What you will do -> Return all lines from the entries below in which the word "your" is present.

Information given below:

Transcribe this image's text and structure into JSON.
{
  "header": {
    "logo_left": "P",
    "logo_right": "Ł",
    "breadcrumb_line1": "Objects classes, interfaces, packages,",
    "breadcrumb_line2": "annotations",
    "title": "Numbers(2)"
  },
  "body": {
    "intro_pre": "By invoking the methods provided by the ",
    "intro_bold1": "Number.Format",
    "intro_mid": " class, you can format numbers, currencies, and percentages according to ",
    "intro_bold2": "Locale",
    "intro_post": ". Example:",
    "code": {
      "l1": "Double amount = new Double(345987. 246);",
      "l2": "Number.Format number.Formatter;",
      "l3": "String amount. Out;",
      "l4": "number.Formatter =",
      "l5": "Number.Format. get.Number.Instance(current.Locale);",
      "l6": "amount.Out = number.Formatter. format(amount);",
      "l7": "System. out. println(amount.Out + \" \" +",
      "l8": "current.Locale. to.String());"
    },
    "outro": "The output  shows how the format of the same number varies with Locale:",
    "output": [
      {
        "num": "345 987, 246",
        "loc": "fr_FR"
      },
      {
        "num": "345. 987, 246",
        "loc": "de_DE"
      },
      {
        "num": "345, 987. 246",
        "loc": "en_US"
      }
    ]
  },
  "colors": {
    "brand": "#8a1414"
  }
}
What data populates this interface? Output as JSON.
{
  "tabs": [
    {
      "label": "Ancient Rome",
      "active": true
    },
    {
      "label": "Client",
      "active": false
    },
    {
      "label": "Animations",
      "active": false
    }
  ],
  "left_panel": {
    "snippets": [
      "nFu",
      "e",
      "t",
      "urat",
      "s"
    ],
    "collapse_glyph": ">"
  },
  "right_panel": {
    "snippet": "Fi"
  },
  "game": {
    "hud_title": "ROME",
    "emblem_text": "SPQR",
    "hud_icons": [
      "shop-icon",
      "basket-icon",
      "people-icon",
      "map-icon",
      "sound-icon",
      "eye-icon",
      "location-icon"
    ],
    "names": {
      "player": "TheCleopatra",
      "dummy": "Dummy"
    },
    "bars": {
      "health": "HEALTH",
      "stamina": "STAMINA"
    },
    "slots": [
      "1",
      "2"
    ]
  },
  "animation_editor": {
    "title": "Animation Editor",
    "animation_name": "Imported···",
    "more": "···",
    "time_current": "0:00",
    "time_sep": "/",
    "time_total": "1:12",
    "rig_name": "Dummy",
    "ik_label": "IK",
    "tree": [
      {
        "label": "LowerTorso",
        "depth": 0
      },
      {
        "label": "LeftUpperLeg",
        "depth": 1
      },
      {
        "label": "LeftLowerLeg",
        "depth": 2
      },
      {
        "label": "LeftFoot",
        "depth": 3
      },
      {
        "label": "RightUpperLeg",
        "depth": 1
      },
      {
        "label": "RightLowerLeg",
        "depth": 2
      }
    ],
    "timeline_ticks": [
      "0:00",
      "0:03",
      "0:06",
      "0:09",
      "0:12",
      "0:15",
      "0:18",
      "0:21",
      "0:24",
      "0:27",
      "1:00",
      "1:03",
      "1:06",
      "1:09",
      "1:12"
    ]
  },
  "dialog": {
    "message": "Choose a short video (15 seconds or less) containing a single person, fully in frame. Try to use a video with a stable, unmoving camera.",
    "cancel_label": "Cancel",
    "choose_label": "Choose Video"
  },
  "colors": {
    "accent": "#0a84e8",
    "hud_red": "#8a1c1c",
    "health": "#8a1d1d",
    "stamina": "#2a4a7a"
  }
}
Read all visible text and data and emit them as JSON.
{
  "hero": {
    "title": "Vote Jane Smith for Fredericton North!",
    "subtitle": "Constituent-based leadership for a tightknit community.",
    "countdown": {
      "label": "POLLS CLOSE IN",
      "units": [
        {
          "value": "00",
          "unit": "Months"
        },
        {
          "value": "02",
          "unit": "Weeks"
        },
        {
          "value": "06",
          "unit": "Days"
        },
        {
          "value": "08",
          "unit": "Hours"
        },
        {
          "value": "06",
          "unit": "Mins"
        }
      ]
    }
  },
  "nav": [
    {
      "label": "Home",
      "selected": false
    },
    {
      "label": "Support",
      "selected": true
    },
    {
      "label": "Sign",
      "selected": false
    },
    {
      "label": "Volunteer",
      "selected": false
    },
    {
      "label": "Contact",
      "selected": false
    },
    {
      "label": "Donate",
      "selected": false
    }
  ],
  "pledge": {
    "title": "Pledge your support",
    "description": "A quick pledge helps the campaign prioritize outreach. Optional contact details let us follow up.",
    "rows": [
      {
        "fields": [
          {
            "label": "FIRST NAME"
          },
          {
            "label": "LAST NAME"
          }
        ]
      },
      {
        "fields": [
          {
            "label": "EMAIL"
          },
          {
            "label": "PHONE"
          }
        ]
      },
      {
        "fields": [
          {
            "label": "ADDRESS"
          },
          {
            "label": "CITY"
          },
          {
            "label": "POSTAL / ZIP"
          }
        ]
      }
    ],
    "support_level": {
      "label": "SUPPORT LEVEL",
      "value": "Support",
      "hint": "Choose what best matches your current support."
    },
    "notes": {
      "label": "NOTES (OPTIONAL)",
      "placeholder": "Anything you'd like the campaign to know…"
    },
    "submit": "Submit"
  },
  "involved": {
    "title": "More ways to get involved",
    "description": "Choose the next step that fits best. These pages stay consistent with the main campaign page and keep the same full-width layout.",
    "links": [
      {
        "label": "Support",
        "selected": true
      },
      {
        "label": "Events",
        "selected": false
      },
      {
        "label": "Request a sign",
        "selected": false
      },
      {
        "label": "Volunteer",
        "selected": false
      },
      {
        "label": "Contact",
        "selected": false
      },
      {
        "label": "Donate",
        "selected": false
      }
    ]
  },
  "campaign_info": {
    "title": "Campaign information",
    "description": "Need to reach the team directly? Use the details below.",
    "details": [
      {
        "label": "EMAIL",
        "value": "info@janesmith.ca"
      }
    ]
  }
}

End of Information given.

Output ->
    "title": "Pledge your support",
      "hint": "Choose what best matches your current support."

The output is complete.